yellow and black camp here marker
  • Backcountry camping is allowed year-round on state forest preserve lands at designated sites (look for yellow and black "Camp Here" markers) and anywhere below 3500 feet as long as you are at least 150 feet from a waterbody (lake. pond. stream), road or trail.
  • Backcountry camping for more than three nights, or in a group of ten or more requires a permit from a Forest Ranger. See the Forest Ranger roster for Ulster and Sullivan Counties or the Forest Ranger roster for Delaware and Greene Counties.
  • Campfires are allowed below 3500 feet in elevation. Use only dead or downed wood.
  • Campgrounds: Seven of the DEC campgrounds in the Catskills are closed for camping for the season. The campgrounds remain open for day uses such as hiking, cross-country skiing, snowshoeing and ice fishing. The campground parking lots at Mongaup Pond, Woodland Valley, and Kenneth L Wilson are open.

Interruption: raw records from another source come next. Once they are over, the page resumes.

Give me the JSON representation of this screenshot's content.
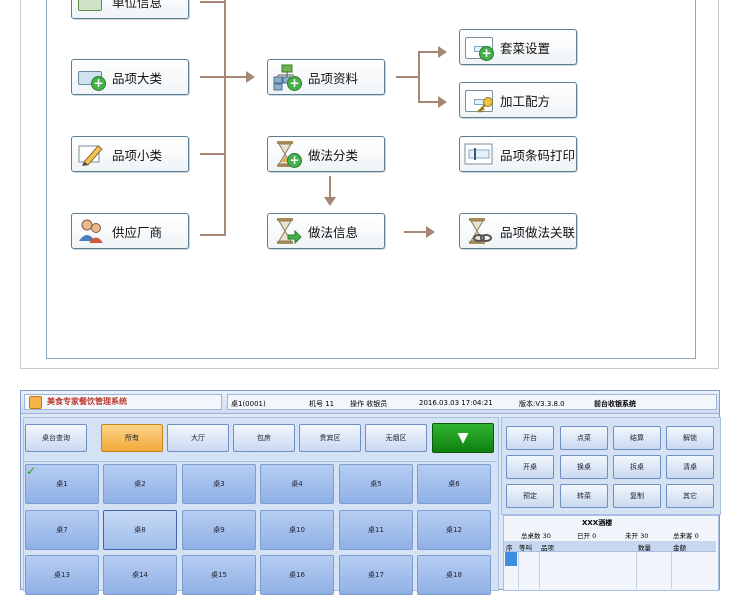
{
  "flow": {
    "nodes": {
      "unit_info": "单位信息",
      "item_category": "品项大类",
      "item_subcategory": "品项小类",
      "supplier": "供应厂商",
      "item_data": "品项资料",
      "method_category": "做法分类",
      "method_info": "做法信息",
      "set_meal": "套菜设置",
      "processing_recipe": "加工配方",
      "barcode_print": "品项条码打印",
      "item_method_link": "品项做法关联"
    }
  },
  "pos": {
    "app_title": "美食专家餐饮管理系统",
    "table_label": "桌1(0001)",
    "machine": "机号 11",
    "operator": "操作 收银员",
    "datetime": "2016.03.03 17:04:21",
    "version": "版本:V3.3.8.0",
    "system_name": "前台收银系统",
    "query_button": "桌台查询",
    "zones": [
      "所有",
      "大厅",
      "包房",
      "贵宾区",
      "无烟区"
    ],
    "tables": [
      "桌1",
      "桌2",
      "桌3",
      "桌4",
      "桌5",
      "桌6",
      "桌7",
      "桌8",
      "桌9",
      "桌10",
      "桌11",
      "桌12",
      "桌13",
      "桌14",
      "桌15",
      "桌16",
      "桌17",
      "桌18"
    ],
    "actions": [
      "开台",
      "点菜",
      "结算",
      "解锁",
      "开桌",
      "换桌",
      "拆桌",
      "清桌",
      "预定",
      "转菜",
      "复制",
      "其它"
    ],
    "summary": {
      "restaurant": "XXX酒楼",
      "total_tables": "总桌数 30",
      "opened": "已开 0",
      "not_opened": "未开 30",
      "total_guests": "总来客 0"
    },
    "order_columns": [
      "序",
      "等叫",
      "品项",
      "数量",
      "金额"
    ],
    "colors": {
      "accent_orange": "#f7b24a",
      "green_button": "#1f9a1f",
      "tile_blue": "#9db9ea"
    }
  }
}
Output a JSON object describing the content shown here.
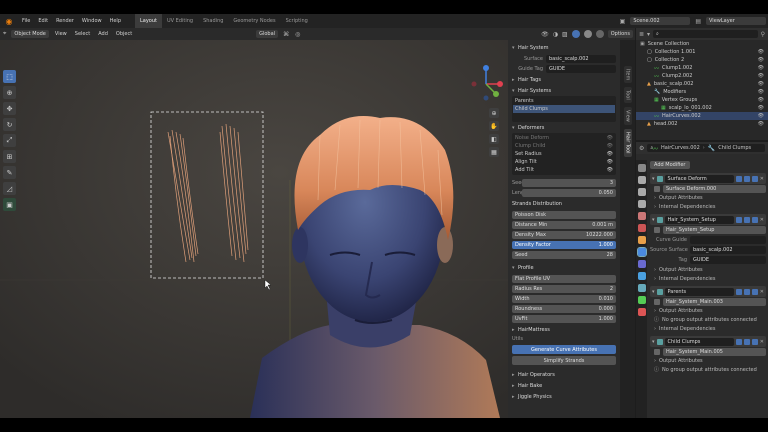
{
  "topbar": {
    "menus": [
      "File",
      "Edit",
      "Render",
      "Window",
      "Help"
    ],
    "workspaces": [
      "Layout",
      "UV Editing",
      "Shading",
      "Geometry Nodes",
      "Scripting"
    ],
    "active_workspace": "Layout",
    "scene": "Scene.002",
    "view_layer": "ViewLayer"
  },
  "viewport_header": {
    "mode": "Object Mode",
    "menus": [
      "View",
      "Select",
      "Add",
      "Object"
    ],
    "transform": "Global",
    "options": "Options"
  },
  "npanel": {
    "hair_system": {
      "title": "Hair System",
      "surface_label": "Surface",
      "surface_value": "basic_scalp.002",
      "guide_tag_label": "Guide Tag",
      "guide_tag_value": "GUIDE"
    },
    "hair_tags": "Hair Tags",
    "hair_systems": {
      "title": "Hair Systems",
      "items": [
        "Parents",
        "Child Clumps"
      ]
    },
    "deformers": {
      "title": "Deformers",
      "items": [
        {
          "label": "Noise Deform",
          "dim": true
        },
        {
          "label": "Clump Child",
          "dim": true
        },
        {
          "label": "Set Radius",
          "dim": false
        },
        {
          "label": "Align Tilt",
          "dim": false
        },
        {
          "label": "Add Tilt",
          "dim": false
        }
      ]
    },
    "seed": {
      "label": "Seed",
      "value": "3"
    },
    "length": {
      "label": "Length",
      "value": "0.050"
    },
    "strands": {
      "title": "Strands Distribution",
      "method": "Poisson Disk",
      "distance_min": {
        "label": "Distance Min",
        "value": "0.001 m"
      },
      "density_max": {
        "label": "Density Max",
        "value": "10222.000"
      },
      "density_factor": {
        "label": "Density Factor",
        "value": "1.000"
      },
      "seed": {
        "label": "Seed",
        "value": "28"
      }
    },
    "profile": {
      "title": "Profile",
      "preset": "Flat Profile UV",
      "radius_res": {
        "label": "Radius Res",
        "value": "2"
      },
      "width": {
        "label": "Width",
        "value": "0.010"
      },
      "roundness": {
        "label": "Roundness",
        "value": "0.000"
      },
      "uvfit": {
        "label": "UvFit",
        "value": "1.000"
      }
    },
    "hair_mattress": "HairMattress",
    "utils": "Utils",
    "generate_btn": "Generate Curve Attributes",
    "simplify_btn": "Simplify Strands",
    "hair_operators": "Hair Operators",
    "hair_bake": "Hair Bake",
    "jiggle_physics": "Jiggle Physics"
  },
  "vtabs": [
    "Item",
    "Tool",
    "View",
    "Hair Tool"
  ],
  "outliner": {
    "search_placeholder": "",
    "rows": [
      {
        "label": "Scene Collection",
        "indent": 0
      },
      {
        "label": "Collection 1.001",
        "indent": 1
      },
      {
        "label": "Collection 2",
        "indent": 1
      },
      {
        "label": "Clump1.002",
        "indent": 2
      },
      {
        "label": "Clump2.002",
        "indent": 2
      },
      {
        "label": "basic_scalp.002",
        "indent": 1
      },
      {
        "label": "Modifiers",
        "indent": 2
      },
      {
        "label": "Vertex Groups",
        "indent": 2
      },
      {
        "label": "scalp_lo_001.002",
        "indent": 3
      },
      {
        "label": "HairCurves.002",
        "indent": 2
      },
      {
        "label": "head.002",
        "indent": 1
      }
    ]
  },
  "properties": {
    "object": "HairCurves.002",
    "system": "Child Clumps",
    "add_modifier": "Add Modifier",
    "modifiers": [
      {
        "name": "Surface Deform",
        "sub": "Surface Deform.000",
        "sections": [
          "Output Attributes",
          "Internal Dependencies"
        ]
      },
      {
        "name": "Hair_System_Setup",
        "sub": "Hair_System_Setup",
        "fields": [
          {
            "label": "Curve Guide",
            "value": ""
          },
          {
            "label": "Source Surface",
            "value": "basic_scalp.002"
          },
          {
            "label": "Tag",
            "value": "GUIDE"
          }
        ],
        "sections": [
          "Output Attributes",
          "Internal Dependencies"
        ]
      },
      {
        "name": "Parents",
        "sub": "Hair_System_Main.003",
        "sections": [
          "Output Attributes",
          "No group output attributes connected",
          "Internal Dependencies"
        ]
      },
      {
        "name": "Child Clumps",
        "sub": "Hair_System_Main.005",
        "sections": [
          "Output Attributes",
          "No group output attributes connected"
        ]
      }
    ],
    "no_output_note": "No group output attributes connected"
  }
}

DEC Backcountry Regulations

Stay Safe, Respect Others and Protect the Environment

  • Backcountry hiking trails can be rugged and rough. Keep in mind that wilderness conditions can change suddenly.
  • Properly prepare to ensure that you have a safe hiking experience.
  • Hiking safety for all seasons.
  • Always practice Leave No Trace principles (leaves DEC's website) to minimize your impacts on the natural resources and others.
  • Dealing with bears: Be aware that you may encounter black bears while hiking in the Catskills. The use of bear-resistant food canisters is recommended, but not required. Hanging your food between trees at least 15 feet above the ground is also effective. See more on how to avoid or reduce human-bear conflicts.
  • Fire safety when camping.

Access to NYC DEP Lands in the Catskill Forest Preserve

Hiking, fishing, hunting, trapping and boating are allowed on some of NYC Department of Environmental Protection's DEP) watershed lands that are marked with DEP signs stating "Entry by Permit" or "Public Access Area."

A free DEP Access Permit is required for areas marked "Entry by Permit". You can get your Access Permit online (leaves DEC's website) and print it out for immediate use. Access permits are good for five years.

To help outdoor enthusiasts find access to the City's lands and waters, DEP has developed an interactive mapping tool (leaves DEC's website) that provides information on the size, location, topography, and allowable uses at each recreation site in the Hudson Valley and Catskills.

  • Hiking: Allowed at Public Access areas and at other upland watershed lands with a valid access permit
  • Fishing: Allowed on the Schoharie, Ashokan, Neversink, Rondout, Cannonsville and Pepacton Reservoirs with DEP access permit and DEC fishing license. All boats must be steam cleaned and registered with the NYC DEP.
  • Non-motorized boating: Canoes, kayaks, row boats and sail boats are allowed on the Schoharie, Cannonsville, Pepacton and Neversink reservoirs from Memorial Day through Columbus Day with a DEP access permit. All boats must be steam-cleaned before use in the reservoirs.
  • Hunting and Trapping: Allowed on most Public Access areas and "Entry by Permit" areas in season, with NYC DEP access permit and appropriate license from DEC.